Data provided =
===
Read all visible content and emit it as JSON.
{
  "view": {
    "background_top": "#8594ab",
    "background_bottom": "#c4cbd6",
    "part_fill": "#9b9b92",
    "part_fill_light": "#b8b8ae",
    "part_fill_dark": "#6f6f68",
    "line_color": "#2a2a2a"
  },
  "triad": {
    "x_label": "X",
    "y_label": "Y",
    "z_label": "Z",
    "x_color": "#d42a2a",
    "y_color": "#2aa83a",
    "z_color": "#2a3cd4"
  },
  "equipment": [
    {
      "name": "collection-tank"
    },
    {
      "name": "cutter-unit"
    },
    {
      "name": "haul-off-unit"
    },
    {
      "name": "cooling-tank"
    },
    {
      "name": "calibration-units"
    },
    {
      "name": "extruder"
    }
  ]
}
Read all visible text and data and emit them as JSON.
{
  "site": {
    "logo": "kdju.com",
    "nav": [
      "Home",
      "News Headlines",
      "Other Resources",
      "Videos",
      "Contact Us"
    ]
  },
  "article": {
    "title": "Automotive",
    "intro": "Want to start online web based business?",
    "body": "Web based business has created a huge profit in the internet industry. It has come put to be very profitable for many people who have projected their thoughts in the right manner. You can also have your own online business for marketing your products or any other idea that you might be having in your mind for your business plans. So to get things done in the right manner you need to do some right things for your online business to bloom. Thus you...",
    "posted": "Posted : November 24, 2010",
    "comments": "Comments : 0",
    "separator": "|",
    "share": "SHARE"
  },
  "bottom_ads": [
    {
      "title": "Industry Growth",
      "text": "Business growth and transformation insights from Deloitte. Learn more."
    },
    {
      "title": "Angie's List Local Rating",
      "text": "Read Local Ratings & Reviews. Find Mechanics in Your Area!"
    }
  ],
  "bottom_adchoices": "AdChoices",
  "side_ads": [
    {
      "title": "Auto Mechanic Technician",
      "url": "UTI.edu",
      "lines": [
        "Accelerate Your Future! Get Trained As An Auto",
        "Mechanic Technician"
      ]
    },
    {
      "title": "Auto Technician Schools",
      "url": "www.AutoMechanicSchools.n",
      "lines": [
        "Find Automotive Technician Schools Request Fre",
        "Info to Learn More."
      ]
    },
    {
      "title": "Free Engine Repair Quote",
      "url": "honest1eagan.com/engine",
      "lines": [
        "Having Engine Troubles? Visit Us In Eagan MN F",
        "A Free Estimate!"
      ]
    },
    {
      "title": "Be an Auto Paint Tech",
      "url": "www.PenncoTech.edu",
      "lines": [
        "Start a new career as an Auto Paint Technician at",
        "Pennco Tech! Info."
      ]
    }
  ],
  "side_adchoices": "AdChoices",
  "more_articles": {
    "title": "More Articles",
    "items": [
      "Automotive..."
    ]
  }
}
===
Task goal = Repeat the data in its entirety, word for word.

Result =
Read all visible content and emit it as JSON.
{
  "view": {
    "background_top": "#8594ab",
    "background_bottom": "#c4cbd6",
    "part_fill": "#9b9b92",
    "part_fill_light": "#b8b8ae",
    "part_fill_dark": "#6f6f68",
    "line_color": "#2a2a2a"
  },
  "triad": {
    "x_label": "X",
    "y_label": "Y",
    "z_label": "Z",
    "x_color": "#d42a2a",
    "y_color": "#2aa83a",
    "z_color": "#2a3cd4"
  },
  "equipment": [
    {
      "name": "collection-tank"
    },
    {
      "name": "cutter-unit"
    },
    {
      "name": "haul-off-unit"
    },
    {
      "name": "cooling-tank"
    },
    {
      "name": "calibration-units"
    },
    {
      "name": "extruder"
    }
  ]
}
Read all visible text and data and emit them as JSON.
{
  "site": {
    "logo": "kdju.com",
    "nav": [
      "Home",
      "News Headlines",
      "Other Resources",
      "Videos",
      "Contact Us"
    ]
  },
  "article": {
    "title": "Automotive",
    "intro": "Want to start online web based business?",
    "body": "Web based business has created a huge profit in the internet industry. It has come put to be very profitable for many people who have projected their thoughts in the right manner. You can also have your own online business for marketing your products or any other idea that you might be having in your mind for your business plans. So to get things done in the right manner you need to do some right things for your online business to bloom. Thus you...",
    "posted": "Posted : November 24, 2010",
    "comments": "Comments : 0",
    "separator": "|",
    "share": "SHARE"
  },
  "bottom_ads": [
    {
      "title": "Industry Growth",
      "text": "Business growth and transformation insights from Deloitte. Learn more."
    },
    {
      "title": "Angie's List Local Rating",
      "text": "Read Local Ratings & Reviews. Find Mechanics in Your Area!"
    }
  ],
  "bottom_adchoices": "AdChoices",
  "side_ads": [
    {
      "title": "Auto Mechanic Technician",
      "url": "UTI.edu",
      "lines": [
        "Accelerate Your Future! Get Trained As An Auto",
        "Mechanic Technician"
      ]
    },
    {
      "title": "Auto Technician Schools",
      "url": "www.AutoMechanicSchools.n",
      "lines": [
        "Find Automotive Technician Schools Request Fre",
        "Info to Learn More."
      ]
    },
    {
      "title": "Free Engine Repair Quote",
      "url": "honest1eagan.com/engine",
      "lines": [
        "Having Engine Troubles? Visit Us In Eagan MN F",
        "A Free Estimate!"
      ]
    },
    {
      "title": "Be an Auto Paint Tech",
      "url": "www.PenncoTech.edu",
      "lines": [
        "Start a new career as an Auto Paint Technician at",
        "Pennco Tech! Info."
      ]
    }
  ],
  "side_adchoices": "AdChoices",
  "more_articles": {
    "title": "More Articles",
    "items": [
      "Automotive..."
    ]
  }
}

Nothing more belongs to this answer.